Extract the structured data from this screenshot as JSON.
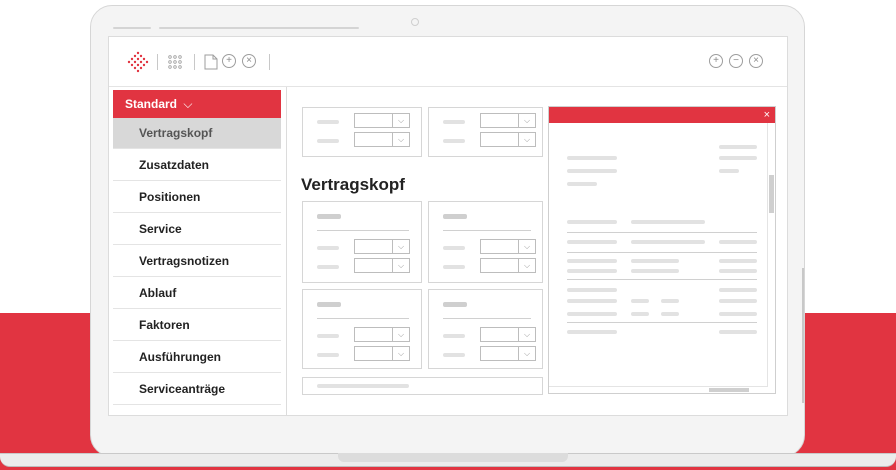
{
  "colors": {
    "accent": "#e13441",
    "text": "#222222",
    "muted": "#e2e2e2"
  },
  "toolbar": {
    "icons_left": [
      "logo-diamond-icon",
      "grid-icon",
      "document-icon",
      "add-icon",
      "close-icon"
    ],
    "icons_right": [
      "zoom-in-icon",
      "zoom-out-icon",
      "close-icon"
    ],
    "glyphs": {
      "add": "+",
      "minus": "−",
      "close": "×"
    }
  },
  "sidebar": {
    "header_label": "Standard",
    "items": [
      {
        "label": "Vertragskopf",
        "active": true
      },
      {
        "label": "Zusatzdaten",
        "active": false
      },
      {
        "label": "Positionen",
        "active": false
      },
      {
        "label": "Service",
        "active": false
      },
      {
        "label": "Vertragsnotizen",
        "active": false
      },
      {
        "label": "Ablauf",
        "active": false
      },
      {
        "label": "Faktoren",
        "active": false
      },
      {
        "label": "Ausführungen",
        "active": false
      },
      {
        "label": "Serviceanträge",
        "active": false
      }
    ]
  },
  "main": {
    "heading": "Vertragskopf"
  },
  "dialog": {
    "close_glyph": "×"
  }
}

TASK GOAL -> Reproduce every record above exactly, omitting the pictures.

EXERCISE ANSWER ->
Extract the structured data from this screenshot as JSON.
{
  "colors": {
    "accent": "#e13441",
    "text": "#222222",
    "muted": "#e2e2e2"
  },
  "toolbar": {
    "icons_left": [
      "logo-diamond-icon",
      "grid-icon",
      "document-icon",
      "add-icon",
      "close-icon"
    ],
    "icons_right": [
      "zoom-in-icon",
      "zoom-out-icon",
      "close-icon"
    ],
    "glyphs": {
      "add": "+",
      "minus": "−",
      "close": "×"
    }
  },
  "sidebar": {
    "header_label": "Standard",
    "items": [
      {
        "label": "Vertragskopf",
        "active": true
      },
      {
        "label": "Zusatzdaten",
        "active": false
      },
      {
        "label": "Positionen",
        "active": false
      },
      {
        "label": "Service",
        "active": false
      },
      {
        "label": "Vertragsnotizen",
        "active": false
      },
      {
        "label": "Ablauf",
        "active": false
      },
      {
        "label": "Faktoren",
        "active": false
      },
      {
        "label": "Ausführungen",
        "active": false
      },
      {
        "label": "Serviceanträge",
        "active": false
      }
    ]
  },
  "main": {
    "heading": "Vertragskopf"
  },
  "dialog": {
    "close_glyph": "×"
  }
}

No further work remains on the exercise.